Under a beautiful blue Tuesday morning sky in Washington the two coasts were joined in tribute to Jack Valenti.
Outside the church–St. Matthews Cathedral in Washington–journalistic and political and entertainment families were united at the funeral of the former Motion Picture Association of America President, who died of a stroke last week at age 85.
For most, that is a "well done, oh good and faithful servant" age, when death is not unexpected, if no less painful. But Jack Valenti was a man of such energy and will that his death, no matter when it came, would be a shock. Indefatigable, indestructable, and indomitable all come to mind.
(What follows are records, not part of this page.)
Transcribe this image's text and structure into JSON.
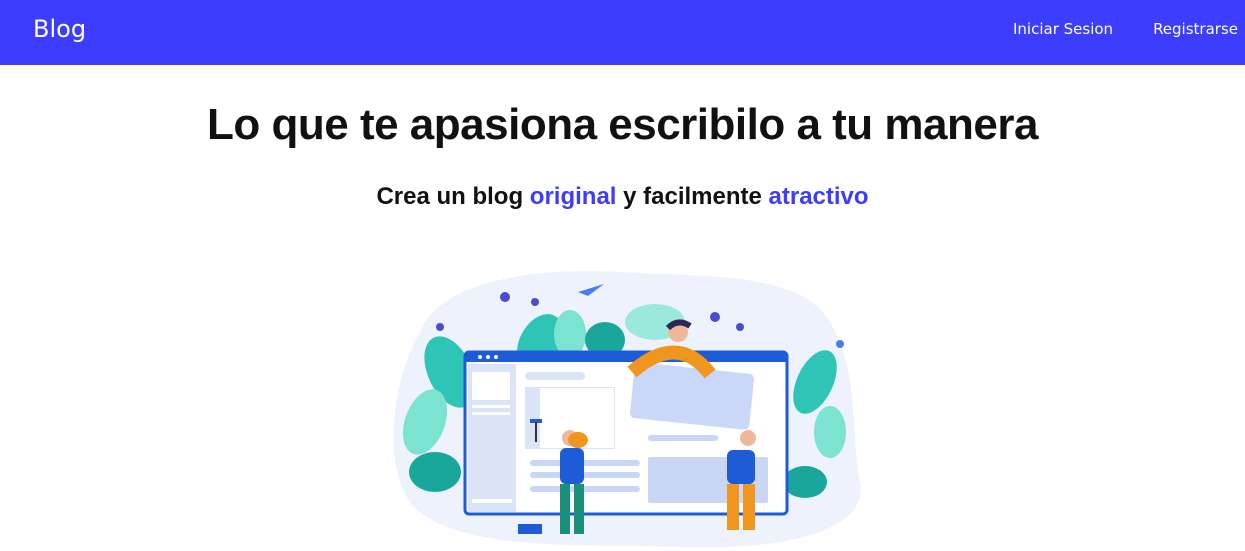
{
  "navbar": {
    "brand": "Blog",
    "links": [
      {
        "label": "Iniciar Sesion"
      },
      {
        "label": "Registrarse"
      }
    ],
    "color": "#3d3dff"
  },
  "hero": {
    "title": "Lo que te apasiona escribilo a tu manera",
    "subtitle": {
      "part1": "Crea un blog ",
      "accent1": "original",
      "part2": " y facilmente ",
      "accent2": "atractivo"
    },
    "accent_color": "#3d3dff"
  },
  "illustration": {
    "icon": "website-building-illustration"
  }
}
Valenti, as perhaps no one else, bridged the worlds of Hollywood and politics, making friends and respected opponents. He seemed to have no enemies save sloth and censorship. The friends, and they were legion, showed up in droves and phalanxes Tuesday.
Mike and Chris Wallace were there, as were Kirk and Michael Douglas. John Dingell and Joe Biden and Ted Stevens and John Kerry and Barry Diller and Martin Scorsese and Steven Spielberg. There was Ted Koppel and Paul Begala and Brad Grey and Arlen Specter (and the credits could roll on for a page or two at least).
The funeral and reception were closed to the media, which instead staked out the perimeter of the church, capturing the throng as it exited an approximately two-hour service for the lion-maned former bomber pilot, ad man, presidential adviser, and movie industry lobbyist.
In deference to the request for privacy, I won't talk about the service, but a litany of some of the honorary pallbearers tells you all you need to know about both how important and admired and loved the man was.
Joe Allbritton, Steven Bochco, Benjamin Bradlee, Warren Buffet, Peter Chernin, Robert Iger, Edward Kennedy, Sherry Lansing, John Dolgen, Patrick Leahy, Clint Eastwood, Arnold Schwarzenegger, Ted Stevens, George Stevens Jr., George Tenet, Robert Wagner, Bill Moyers….The list goes on and on, as I fully expect will the impact of the man they all came to say goodbye to.
I am familiar with the inside of the cathedral. Above and flanking the altar, perched as if to command a soaring space that ends in a dome the color of Tuesday's sky, sits a lion with his wings outstretched and behind his head what could be a halo or a spotlight or, in this case I think, both.
By John Eggerton